The Hurd servers themselves are multithreaded, so they should be able to benefit of the parallelism brought by SMP/Multicore boxes. This needs testing as SMP support has recently been added to Mach.

Mach used to be running on SMP boxes like the Intel iPSC/860, so principally has the required infrastructure. It has recently been enhanced to support nowadays' SMP standards like ACPI.

However, GNU Mach's Linux device driver glue code isn't SMP-safe so build with --disable-linux-groups to test SMP and use rumpdisk to provide disk access.

To build an SMP supported gnumach with kdb: ../configure --enable-ncpus=8 --enable-kdb --enable-apic --disable-linux-groups

This will by default allow you to boot with one core isolated to the default processor set, and all the other detected cpus will be in the slave processor set.
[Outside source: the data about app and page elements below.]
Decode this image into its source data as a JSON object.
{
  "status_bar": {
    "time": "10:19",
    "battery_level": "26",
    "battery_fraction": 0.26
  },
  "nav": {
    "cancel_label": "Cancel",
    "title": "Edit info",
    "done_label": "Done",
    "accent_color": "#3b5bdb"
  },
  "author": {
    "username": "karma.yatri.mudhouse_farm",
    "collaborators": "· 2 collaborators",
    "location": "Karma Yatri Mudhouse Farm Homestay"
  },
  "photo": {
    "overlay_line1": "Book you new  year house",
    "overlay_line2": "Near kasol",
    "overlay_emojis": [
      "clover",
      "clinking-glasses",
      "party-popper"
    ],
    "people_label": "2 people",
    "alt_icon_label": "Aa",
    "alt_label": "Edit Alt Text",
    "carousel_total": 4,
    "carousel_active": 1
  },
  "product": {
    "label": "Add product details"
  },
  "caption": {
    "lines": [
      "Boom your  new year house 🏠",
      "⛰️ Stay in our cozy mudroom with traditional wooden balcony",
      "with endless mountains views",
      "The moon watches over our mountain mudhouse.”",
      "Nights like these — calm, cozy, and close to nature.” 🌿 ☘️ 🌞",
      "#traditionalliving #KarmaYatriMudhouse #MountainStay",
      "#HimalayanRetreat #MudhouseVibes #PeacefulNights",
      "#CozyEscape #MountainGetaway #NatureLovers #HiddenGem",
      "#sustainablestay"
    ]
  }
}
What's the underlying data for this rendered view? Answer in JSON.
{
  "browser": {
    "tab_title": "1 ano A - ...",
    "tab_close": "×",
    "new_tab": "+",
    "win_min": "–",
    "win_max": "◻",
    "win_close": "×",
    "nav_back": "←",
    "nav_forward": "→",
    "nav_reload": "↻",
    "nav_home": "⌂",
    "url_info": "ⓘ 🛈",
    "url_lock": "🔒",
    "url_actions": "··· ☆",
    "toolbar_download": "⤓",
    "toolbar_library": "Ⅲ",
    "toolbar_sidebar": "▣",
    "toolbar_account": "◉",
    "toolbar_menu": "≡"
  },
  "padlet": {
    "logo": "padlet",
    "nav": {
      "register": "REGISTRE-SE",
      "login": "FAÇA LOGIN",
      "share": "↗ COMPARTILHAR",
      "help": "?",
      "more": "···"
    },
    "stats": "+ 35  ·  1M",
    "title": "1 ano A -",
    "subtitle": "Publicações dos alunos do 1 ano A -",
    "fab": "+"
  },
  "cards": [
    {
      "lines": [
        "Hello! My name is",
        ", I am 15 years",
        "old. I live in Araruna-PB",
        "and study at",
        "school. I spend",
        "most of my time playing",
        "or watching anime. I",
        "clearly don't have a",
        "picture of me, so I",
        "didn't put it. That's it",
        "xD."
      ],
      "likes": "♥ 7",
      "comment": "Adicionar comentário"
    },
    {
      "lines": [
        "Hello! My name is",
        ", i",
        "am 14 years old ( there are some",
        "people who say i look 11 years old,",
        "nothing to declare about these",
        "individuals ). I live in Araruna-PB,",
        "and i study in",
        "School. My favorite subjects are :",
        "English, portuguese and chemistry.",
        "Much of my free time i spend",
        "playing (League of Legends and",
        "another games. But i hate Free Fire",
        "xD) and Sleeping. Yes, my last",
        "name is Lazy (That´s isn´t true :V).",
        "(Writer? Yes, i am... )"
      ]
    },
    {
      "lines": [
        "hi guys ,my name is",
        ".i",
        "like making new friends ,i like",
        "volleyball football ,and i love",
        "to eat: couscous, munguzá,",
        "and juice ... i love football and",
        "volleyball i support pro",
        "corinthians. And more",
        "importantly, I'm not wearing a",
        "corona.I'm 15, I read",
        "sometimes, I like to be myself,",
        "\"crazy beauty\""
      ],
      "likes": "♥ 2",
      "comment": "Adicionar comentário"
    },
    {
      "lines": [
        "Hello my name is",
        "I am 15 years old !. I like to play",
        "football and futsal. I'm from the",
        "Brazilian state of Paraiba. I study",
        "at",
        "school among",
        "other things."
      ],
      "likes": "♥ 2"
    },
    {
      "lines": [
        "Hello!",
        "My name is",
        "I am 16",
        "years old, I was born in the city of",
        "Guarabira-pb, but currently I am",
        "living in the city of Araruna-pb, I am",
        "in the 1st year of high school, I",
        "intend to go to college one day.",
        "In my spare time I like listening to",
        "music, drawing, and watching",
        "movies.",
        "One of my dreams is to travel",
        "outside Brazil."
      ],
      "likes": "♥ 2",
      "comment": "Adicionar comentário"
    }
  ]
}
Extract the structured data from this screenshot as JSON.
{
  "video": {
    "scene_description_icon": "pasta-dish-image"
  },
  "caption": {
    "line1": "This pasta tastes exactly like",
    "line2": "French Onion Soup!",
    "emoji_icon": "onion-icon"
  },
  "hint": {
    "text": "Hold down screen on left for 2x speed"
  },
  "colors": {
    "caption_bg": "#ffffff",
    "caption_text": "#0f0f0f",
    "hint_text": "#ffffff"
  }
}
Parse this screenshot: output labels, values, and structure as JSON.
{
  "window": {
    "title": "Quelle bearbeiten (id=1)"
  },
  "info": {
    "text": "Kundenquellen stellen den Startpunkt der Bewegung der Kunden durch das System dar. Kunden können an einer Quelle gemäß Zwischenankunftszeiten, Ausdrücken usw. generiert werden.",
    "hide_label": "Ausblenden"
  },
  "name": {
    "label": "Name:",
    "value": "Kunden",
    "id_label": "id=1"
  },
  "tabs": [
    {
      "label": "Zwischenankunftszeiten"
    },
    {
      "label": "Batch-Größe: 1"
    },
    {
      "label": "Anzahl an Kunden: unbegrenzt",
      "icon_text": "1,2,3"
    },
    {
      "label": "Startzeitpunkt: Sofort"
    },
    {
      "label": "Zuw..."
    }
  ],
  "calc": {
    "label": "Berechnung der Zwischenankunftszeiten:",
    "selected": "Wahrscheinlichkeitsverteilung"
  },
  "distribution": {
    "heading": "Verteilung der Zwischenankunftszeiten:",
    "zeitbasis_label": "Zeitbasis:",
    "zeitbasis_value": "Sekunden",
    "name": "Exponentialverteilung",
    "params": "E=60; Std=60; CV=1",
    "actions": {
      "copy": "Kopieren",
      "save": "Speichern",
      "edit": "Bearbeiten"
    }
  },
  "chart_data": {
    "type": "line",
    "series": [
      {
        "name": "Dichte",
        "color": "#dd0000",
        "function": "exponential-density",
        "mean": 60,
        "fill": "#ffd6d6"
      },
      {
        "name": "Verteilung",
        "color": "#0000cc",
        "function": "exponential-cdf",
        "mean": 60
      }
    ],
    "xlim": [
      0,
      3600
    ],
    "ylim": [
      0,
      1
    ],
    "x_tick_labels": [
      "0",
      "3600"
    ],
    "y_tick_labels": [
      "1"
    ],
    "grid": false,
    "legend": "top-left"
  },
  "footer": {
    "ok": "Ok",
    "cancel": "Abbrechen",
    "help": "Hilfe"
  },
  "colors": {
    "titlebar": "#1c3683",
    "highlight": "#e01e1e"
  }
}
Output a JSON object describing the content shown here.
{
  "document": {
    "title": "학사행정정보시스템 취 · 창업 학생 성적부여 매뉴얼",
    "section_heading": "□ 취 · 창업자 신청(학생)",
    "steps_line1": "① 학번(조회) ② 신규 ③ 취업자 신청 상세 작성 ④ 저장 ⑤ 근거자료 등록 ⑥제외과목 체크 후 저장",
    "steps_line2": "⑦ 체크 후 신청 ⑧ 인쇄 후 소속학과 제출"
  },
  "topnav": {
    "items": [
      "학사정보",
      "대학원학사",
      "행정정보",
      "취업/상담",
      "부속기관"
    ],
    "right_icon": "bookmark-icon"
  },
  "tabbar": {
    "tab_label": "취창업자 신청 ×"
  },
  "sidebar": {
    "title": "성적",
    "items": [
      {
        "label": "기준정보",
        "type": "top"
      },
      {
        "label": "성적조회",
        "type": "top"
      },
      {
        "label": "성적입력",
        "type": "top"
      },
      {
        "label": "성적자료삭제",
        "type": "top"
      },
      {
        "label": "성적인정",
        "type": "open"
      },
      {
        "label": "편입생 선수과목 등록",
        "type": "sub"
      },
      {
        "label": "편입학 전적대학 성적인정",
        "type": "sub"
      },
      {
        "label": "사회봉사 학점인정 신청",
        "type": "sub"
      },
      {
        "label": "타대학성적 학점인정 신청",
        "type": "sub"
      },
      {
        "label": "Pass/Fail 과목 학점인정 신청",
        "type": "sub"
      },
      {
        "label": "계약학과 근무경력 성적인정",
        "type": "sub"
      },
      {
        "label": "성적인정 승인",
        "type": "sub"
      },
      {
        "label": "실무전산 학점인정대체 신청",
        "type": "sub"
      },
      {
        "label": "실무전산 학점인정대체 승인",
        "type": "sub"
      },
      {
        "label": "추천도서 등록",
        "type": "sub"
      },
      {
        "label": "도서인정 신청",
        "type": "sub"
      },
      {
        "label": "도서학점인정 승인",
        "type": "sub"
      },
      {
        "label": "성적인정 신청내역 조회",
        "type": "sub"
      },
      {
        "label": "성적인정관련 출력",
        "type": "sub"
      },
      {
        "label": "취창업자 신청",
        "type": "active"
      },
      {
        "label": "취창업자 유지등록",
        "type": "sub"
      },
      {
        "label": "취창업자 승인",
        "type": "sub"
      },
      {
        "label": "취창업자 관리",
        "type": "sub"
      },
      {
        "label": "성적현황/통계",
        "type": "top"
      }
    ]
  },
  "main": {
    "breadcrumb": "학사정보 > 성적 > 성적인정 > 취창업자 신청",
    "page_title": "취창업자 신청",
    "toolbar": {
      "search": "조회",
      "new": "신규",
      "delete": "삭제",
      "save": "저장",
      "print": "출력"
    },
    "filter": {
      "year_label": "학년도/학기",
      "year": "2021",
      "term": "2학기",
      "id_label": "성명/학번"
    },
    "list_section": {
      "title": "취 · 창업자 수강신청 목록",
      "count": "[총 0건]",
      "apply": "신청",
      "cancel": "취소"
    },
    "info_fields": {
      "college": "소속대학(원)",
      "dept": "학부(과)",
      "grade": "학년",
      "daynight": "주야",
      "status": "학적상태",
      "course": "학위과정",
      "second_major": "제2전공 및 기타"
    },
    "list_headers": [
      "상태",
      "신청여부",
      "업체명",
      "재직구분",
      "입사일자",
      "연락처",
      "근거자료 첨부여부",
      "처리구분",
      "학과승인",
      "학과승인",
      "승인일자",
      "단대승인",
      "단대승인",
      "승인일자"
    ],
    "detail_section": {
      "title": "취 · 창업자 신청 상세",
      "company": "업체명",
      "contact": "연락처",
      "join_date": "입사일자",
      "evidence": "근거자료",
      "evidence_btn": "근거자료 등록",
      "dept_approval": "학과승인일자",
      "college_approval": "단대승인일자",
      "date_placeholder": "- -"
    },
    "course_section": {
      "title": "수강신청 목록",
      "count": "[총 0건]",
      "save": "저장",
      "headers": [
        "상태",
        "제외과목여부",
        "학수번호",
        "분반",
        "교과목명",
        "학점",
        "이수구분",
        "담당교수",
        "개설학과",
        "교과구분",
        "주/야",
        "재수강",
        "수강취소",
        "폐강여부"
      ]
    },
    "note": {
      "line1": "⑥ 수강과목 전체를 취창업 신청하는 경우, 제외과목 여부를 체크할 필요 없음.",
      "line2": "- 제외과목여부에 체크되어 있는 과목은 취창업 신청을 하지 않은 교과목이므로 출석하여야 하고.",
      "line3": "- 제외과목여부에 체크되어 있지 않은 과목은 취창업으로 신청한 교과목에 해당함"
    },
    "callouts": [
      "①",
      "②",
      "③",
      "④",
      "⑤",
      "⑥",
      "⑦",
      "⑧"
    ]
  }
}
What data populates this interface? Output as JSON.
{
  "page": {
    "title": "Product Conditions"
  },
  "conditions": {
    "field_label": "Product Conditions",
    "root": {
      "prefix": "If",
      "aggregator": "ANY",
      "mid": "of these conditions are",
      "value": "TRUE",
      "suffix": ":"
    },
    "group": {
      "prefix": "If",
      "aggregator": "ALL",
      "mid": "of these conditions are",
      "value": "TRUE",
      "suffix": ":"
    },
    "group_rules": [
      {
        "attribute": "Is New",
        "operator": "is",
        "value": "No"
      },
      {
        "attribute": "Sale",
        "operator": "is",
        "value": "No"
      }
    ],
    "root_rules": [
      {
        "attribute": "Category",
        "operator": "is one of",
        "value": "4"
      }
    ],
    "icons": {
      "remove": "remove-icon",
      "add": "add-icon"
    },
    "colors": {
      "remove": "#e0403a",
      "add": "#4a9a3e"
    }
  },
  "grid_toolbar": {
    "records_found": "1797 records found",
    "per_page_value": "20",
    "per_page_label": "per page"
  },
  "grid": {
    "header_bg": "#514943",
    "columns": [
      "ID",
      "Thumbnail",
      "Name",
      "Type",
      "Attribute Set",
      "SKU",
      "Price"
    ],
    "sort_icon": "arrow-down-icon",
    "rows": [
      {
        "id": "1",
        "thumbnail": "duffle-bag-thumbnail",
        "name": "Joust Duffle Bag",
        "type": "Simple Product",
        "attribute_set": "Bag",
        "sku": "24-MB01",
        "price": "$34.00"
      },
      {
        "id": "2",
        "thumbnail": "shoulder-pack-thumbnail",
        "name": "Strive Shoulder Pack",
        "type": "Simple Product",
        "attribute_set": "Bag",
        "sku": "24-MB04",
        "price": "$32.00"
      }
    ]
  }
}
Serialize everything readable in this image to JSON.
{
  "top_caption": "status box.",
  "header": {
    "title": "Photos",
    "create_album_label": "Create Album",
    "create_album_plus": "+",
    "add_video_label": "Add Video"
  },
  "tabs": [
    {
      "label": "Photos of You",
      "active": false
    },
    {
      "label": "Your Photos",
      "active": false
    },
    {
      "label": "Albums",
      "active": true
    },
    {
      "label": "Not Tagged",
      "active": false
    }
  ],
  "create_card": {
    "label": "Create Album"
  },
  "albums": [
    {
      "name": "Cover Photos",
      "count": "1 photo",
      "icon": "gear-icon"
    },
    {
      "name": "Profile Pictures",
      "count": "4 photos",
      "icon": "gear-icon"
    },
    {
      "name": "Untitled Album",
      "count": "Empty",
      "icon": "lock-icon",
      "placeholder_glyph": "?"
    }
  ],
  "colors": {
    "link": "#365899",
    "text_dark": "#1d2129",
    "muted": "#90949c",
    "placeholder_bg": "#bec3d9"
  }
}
The slave processors need to be enabled per-task using RPCs to manipulate processor sets.

See for a test program that can enable a task to use the slave processors by calling ./smp /bin/bash for example.

Unfortunately, there are race conditions causing hangs or crashes in Mach when attempting to boot a full SMP system, (if you revert the slave processor pinning commit). This is what needs to be debugged one-by-one by running each translator using ./smp until we can squash these race condition bugs.

There are follow-up issues about multiprocessing and multithreading.

Project idea.